Extracted data -
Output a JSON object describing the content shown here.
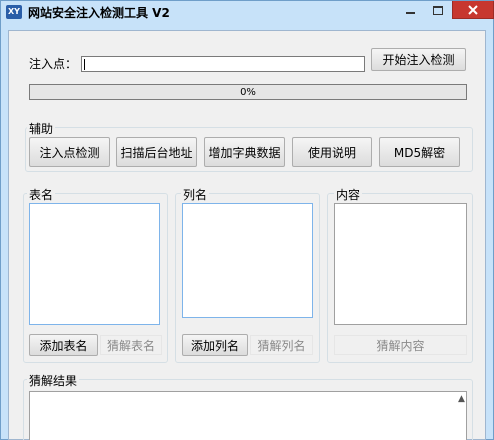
{
  "window": {
    "logo": "XY",
    "title": "网站安全注入检测工具 V2",
    "controls": {
      "minimize": "minimize-icon",
      "maximize": "maximize-icon",
      "close": "close-icon"
    }
  },
  "inject": {
    "label": "注入点：",
    "value": "",
    "start_button": "开始注入检测",
    "progress_text": "0%",
    "progress_value": 0
  },
  "assist": {
    "title": "辅助",
    "buttons": [
      "注入点检测",
      "扫描后台地址",
      "增加字典数据",
      "使用说明",
      "MD5解密"
    ]
  },
  "tables": {
    "title": "表名",
    "add_button": "添加表名",
    "crack_button": "猜解表名"
  },
  "columns": {
    "title": "列名",
    "add_button": "添加列名",
    "crack_button": "猜解列名"
  },
  "content": {
    "title": "内容",
    "crack_button": "猜解内容"
  },
  "result": {
    "title": "猜解结果"
  }
}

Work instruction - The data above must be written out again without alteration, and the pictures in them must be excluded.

Exercise response -
Output a JSON object describing the content shown here.
{
  "window": {
    "logo": "XY",
    "title": "网站安全注入检测工具 V2",
    "controls": {
      "minimize": "minimize-icon",
      "maximize": "maximize-icon",
      "close": "close-icon"
    }
  },
  "inject": {
    "label": "注入点：",
    "value": "",
    "start_button": "开始注入检测",
    "progress_text": "0%",
    "progress_value": 0
  },
  "assist": {
    "title": "辅助",
    "buttons": [
      "注入点检测",
      "扫描后台地址",
      "增加字典数据",
      "使用说明",
      "MD5解密"
    ]
  },
  "tables": {
    "title": "表名",
    "add_button": "添加表名",
    "crack_button": "猜解表名"
  },
  "columns": {
    "title": "列名",
    "add_button": "添加列名",
    "crack_button": "猜解列名"
  },
  "content": {
    "title": "内容",
    "crack_button": "猜解内容"
  },
  "result": {
    "title": "猜解结果"
  }
}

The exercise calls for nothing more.